#### Brief
Where a line of the material includes the string "from", copy that line.

#### Task data
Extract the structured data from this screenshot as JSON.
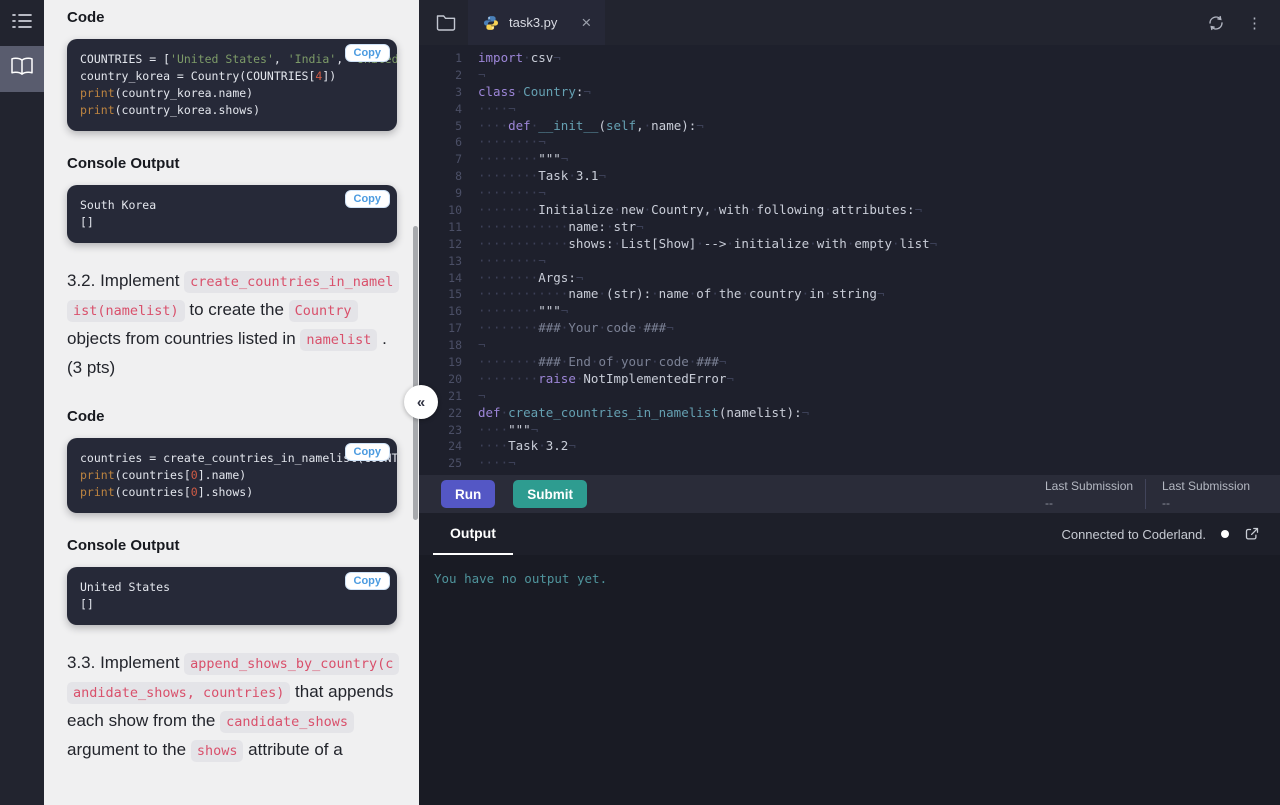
{
  "colors": {
    "run_button": "#5457c5",
    "submit_button": "#2e9c90",
    "inline_code_text": "#d9506b",
    "string_green": "#7d9b68",
    "keyword_purple": "#9d86d8",
    "class_teal": "#65a0b2",
    "number_red": "#cf5b45",
    "builtin_orange": "#bd8440",
    "copy_button_text": "#4b9be0",
    "output_text": "#4f949c"
  },
  "sidebar": {
    "items": [
      {
        "icon": "toc-icon",
        "active": false
      },
      {
        "icon": "book-icon",
        "active": true
      }
    ]
  },
  "instructions": {
    "blocks": [
      {
        "type": "heading",
        "text": "Code"
      },
      {
        "type": "code",
        "copy": "Copy",
        "lines": [
          [
            [
              "t",
              "COUNTRIES = ["
            ],
            [
              "s",
              "'United States'"
            ],
            [
              "t",
              ", "
            ],
            [
              "s",
              "'India'"
            ],
            [
              "t",
              ", "
            ],
            [
              "s",
              "'United"
            ]
          ],
          [
            [
              "t",
              "country_korea = Country(COUNTRIES["
            ],
            [
              "n",
              "4"
            ],
            [
              "t",
              "])"
            ]
          ],
          [
            [
              "fn",
              "print"
            ],
            [
              "t",
              "(country_korea.name)"
            ]
          ],
          [
            [
              "fn",
              "print"
            ],
            [
              "t",
              "(country_korea.shows)"
            ]
          ]
        ]
      },
      {
        "type": "heading",
        "text": "Console Output"
      },
      {
        "type": "console",
        "copy": "Copy",
        "lines": [
          [
            [
              "t",
              "South Korea"
            ]
          ],
          [
            [
              "t",
              "[]"
            ]
          ]
        ]
      },
      {
        "type": "para",
        "segs": [
          [
            "t",
            "3.2. Implement "
          ],
          [
            "c",
            "create_countries_in_namelist(namelist)"
          ],
          [
            "t",
            " to create the "
          ],
          [
            "c",
            "Country"
          ],
          [
            "t",
            " objects from countries listed in "
          ],
          [
            "c",
            "namelist"
          ],
          [
            "t",
            " . (3 pts)"
          ]
        ]
      },
      {
        "type": "heading",
        "text": "Code"
      },
      {
        "type": "code",
        "copy": "Copy",
        "lines": [
          [
            [
              "t",
              "countries = create_countries_in_namelist(COUNTR"
            ]
          ],
          [
            [
              "fn",
              "print"
            ],
            [
              "t",
              "(countries["
            ],
            [
              "n",
              "0"
            ],
            [
              "t",
              "].name)"
            ]
          ],
          [
            [
              "fn",
              "print"
            ],
            [
              "t",
              "(countries["
            ],
            [
              "n",
              "0"
            ],
            [
              "t",
              "].shows)"
            ]
          ]
        ]
      },
      {
        "type": "heading",
        "text": "Console Output"
      },
      {
        "type": "console",
        "copy": "Copy",
        "lines": [
          [
            [
              "t",
              "United States"
            ]
          ],
          [
            [
              "t",
              "[]"
            ]
          ]
        ]
      },
      {
        "type": "para",
        "segs": [
          [
            "t",
            "3.3. Implement "
          ],
          [
            "c",
            "append_shows_by_country(candidate_shows, countries)"
          ],
          [
            "t",
            " that appends each show from the "
          ],
          [
            "c",
            "candidate_shows"
          ],
          [
            "t",
            " argument to the "
          ],
          [
            "c",
            "shows"
          ],
          [
            "t",
            " attribute of a"
          ]
        ]
      }
    ]
  },
  "editor": {
    "tab_filename": "task3.py",
    "collapse_glyph": "«",
    "lines": [
      {
        "n": "1",
        "segs": [
          [
            "k",
            "import"
          ],
          [
            "w",
            "·"
          ],
          [
            "t",
            "csv"
          ],
          [
            "nl",
            "¬"
          ]
        ]
      },
      {
        "n": "2",
        "segs": [
          [
            "nl",
            "¬"
          ]
        ]
      },
      {
        "n": "3",
        "segs": [
          [
            "k",
            "class"
          ],
          [
            "w",
            "·"
          ],
          [
            "f",
            "Country"
          ],
          [
            "t",
            ":"
          ],
          [
            "nl",
            "¬"
          ]
        ]
      },
      {
        "n": "4",
        "segs": [
          [
            "w",
            "····"
          ],
          [
            "nl",
            "¬"
          ]
        ]
      },
      {
        "n": "5",
        "segs": [
          [
            "w",
            "····"
          ],
          [
            "k",
            "def"
          ],
          [
            "w",
            "·"
          ],
          [
            "f",
            "__init__"
          ],
          [
            "t",
            "("
          ],
          [
            "f",
            "self"
          ],
          [
            "t",
            ","
          ],
          [
            "w",
            "·"
          ],
          [
            "t",
            "name):"
          ],
          [
            "nl",
            "¬"
          ]
        ]
      },
      {
        "n": "6",
        "segs": [
          [
            "w",
            "········"
          ],
          [
            "nl",
            "¬"
          ]
        ]
      },
      {
        "n": "7",
        "segs": [
          [
            "w",
            "········"
          ],
          [
            "t",
            "\"\"\""
          ],
          [
            "nl",
            "¬"
          ]
        ]
      },
      {
        "n": "8",
        "segs": [
          [
            "w",
            "········"
          ],
          [
            "t",
            "Task"
          ],
          [
            "w",
            "·"
          ],
          [
            "t",
            "3.1"
          ],
          [
            "nl",
            "¬"
          ]
        ]
      },
      {
        "n": "9",
        "segs": [
          [
            "w",
            "········"
          ],
          [
            "nl",
            "¬"
          ]
        ]
      },
      {
        "n": "10",
        "segs": [
          [
            "w",
            "········"
          ],
          [
            "t",
            "Initialize"
          ],
          [
            "w",
            "·"
          ],
          [
            "t",
            "new"
          ],
          [
            "w",
            "·"
          ],
          [
            "t",
            "Country,"
          ],
          [
            "w",
            "·"
          ],
          [
            "t",
            "with"
          ],
          [
            "w",
            "·"
          ],
          [
            "t",
            "following"
          ],
          [
            "w",
            "·"
          ],
          [
            "t",
            "attributes:"
          ],
          [
            "nl",
            "¬"
          ]
        ]
      },
      {
        "n": "11",
        "segs": [
          [
            "w",
            "············"
          ],
          [
            "t",
            "name:"
          ],
          [
            "w",
            "·"
          ],
          [
            "t",
            "str"
          ],
          [
            "nl",
            "¬"
          ]
        ]
      },
      {
        "n": "12",
        "segs": [
          [
            "w",
            "············"
          ],
          [
            "t",
            "shows:"
          ],
          [
            "w",
            "·"
          ],
          [
            "t",
            "List[Show]"
          ],
          [
            "w",
            "·"
          ],
          [
            "t",
            "-->"
          ],
          [
            "w",
            "·"
          ],
          [
            "t",
            "initialize"
          ],
          [
            "w",
            "·"
          ],
          [
            "t",
            "with"
          ],
          [
            "w",
            "·"
          ],
          [
            "t",
            "empty"
          ],
          [
            "w",
            "·"
          ],
          [
            "t",
            "list"
          ],
          [
            "nl",
            "¬"
          ]
        ]
      },
      {
        "n": "13",
        "segs": [
          [
            "w",
            "········"
          ],
          [
            "nl",
            "¬"
          ]
        ]
      },
      {
        "n": "14",
        "segs": [
          [
            "w",
            "········"
          ],
          [
            "t",
            "Args:"
          ],
          [
            "nl",
            "¬"
          ]
        ]
      },
      {
        "n": "15",
        "segs": [
          [
            "w",
            "············"
          ],
          [
            "t",
            "name"
          ],
          [
            "w",
            "·"
          ],
          [
            "t",
            "(str):"
          ],
          [
            "w",
            "·"
          ],
          [
            "t",
            "name"
          ],
          [
            "w",
            "·"
          ],
          [
            "t",
            "of"
          ],
          [
            "w",
            "·"
          ],
          [
            "t",
            "the"
          ],
          [
            "w",
            "·"
          ],
          [
            "t",
            "country"
          ],
          [
            "w",
            "·"
          ],
          [
            "t",
            "in"
          ],
          [
            "w",
            "·"
          ],
          [
            "t",
            "string"
          ],
          [
            "nl",
            "¬"
          ]
        ]
      },
      {
        "n": "16",
        "segs": [
          [
            "w",
            "········"
          ],
          [
            "t",
            "\"\"\""
          ],
          [
            "nl",
            "¬"
          ]
        ]
      },
      {
        "n": "17",
        "segs": [
          [
            "w",
            "········"
          ],
          [
            "c",
            "###"
          ],
          [
            "w",
            "·"
          ],
          [
            "c",
            "Your"
          ],
          [
            "w",
            "·"
          ],
          [
            "c",
            "code"
          ],
          [
            "w",
            "·"
          ],
          [
            "c",
            "###"
          ],
          [
            "nl",
            "¬"
          ]
        ]
      },
      {
        "n": "18",
        "segs": [
          [
            "nl",
            "¬"
          ]
        ]
      },
      {
        "n": "19",
        "segs": [
          [
            "w",
            "········"
          ],
          [
            "c",
            "###"
          ],
          [
            "w",
            "·"
          ],
          [
            "c",
            "End"
          ],
          [
            "w",
            "·"
          ],
          [
            "c",
            "of"
          ],
          [
            "w",
            "·"
          ],
          [
            "c",
            "your"
          ],
          [
            "w",
            "·"
          ],
          [
            "c",
            "code"
          ],
          [
            "w",
            "·"
          ],
          [
            "c",
            "###"
          ],
          [
            "nl",
            "¬"
          ]
        ]
      },
      {
        "n": "20",
        "segs": [
          [
            "w",
            "········"
          ],
          [
            "k",
            "raise"
          ],
          [
            "w",
            "·"
          ],
          [
            "t",
            "NotImplementedError"
          ],
          [
            "nl",
            "¬"
          ]
        ]
      },
      {
        "n": "21",
        "segs": [
          [
            "nl",
            "¬"
          ]
        ]
      },
      {
        "n": "22",
        "segs": [
          [
            "k",
            "def"
          ],
          [
            "w",
            "·"
          ],
          [
            "f",
            "create_countries_in_namelist"
          ],
          [
            "t",
            "(namelist):"
          ],
          [
            "nl",
            "¬"
          ]
        ]
      },
      {
        "n": "23",
        "segs": [
          [
            "w",
            "····"
          ],
          [
            "t",
            "\"\"\""
          ],
          [
            "nl",
            "¬"
          ]
        ]
      },
      {
        "n": "24",
        "segs": [
          [
            "w",
            "····"
          ],
          [
            "t",
            "Task"
          ],
          [
            "w",
            "·"
          ],
          [
            "t",
            "3.2"
          ],
          [
            "nl",
            "¬"
          ]
        ]
      },
      {
        "n": "25",
        "segs": [
          [
            "w",
            "····"
          ],
          [
            "nl",
            "¬"
          ]
        ]
      }
    ]
  },
  "actions": {
    "run_label": "Run",
    "submit_label": "Submit",
    "last_submissions": [
      {
        "label": "Last Submission",
        "value": "--"
      },
      {
        "label": "Last Submission",
        "value": "--"
      }
    ]
  },
  "output": {
    "tab_label": "Output",
    "status_text": "Connected to Coderland.",
    "empty_message": "You have no output yet."
  }
}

#### Final answer
Extract the structured data from this screenshot as JSON.
            " objects from countries listed in "
            " that appends each show from the "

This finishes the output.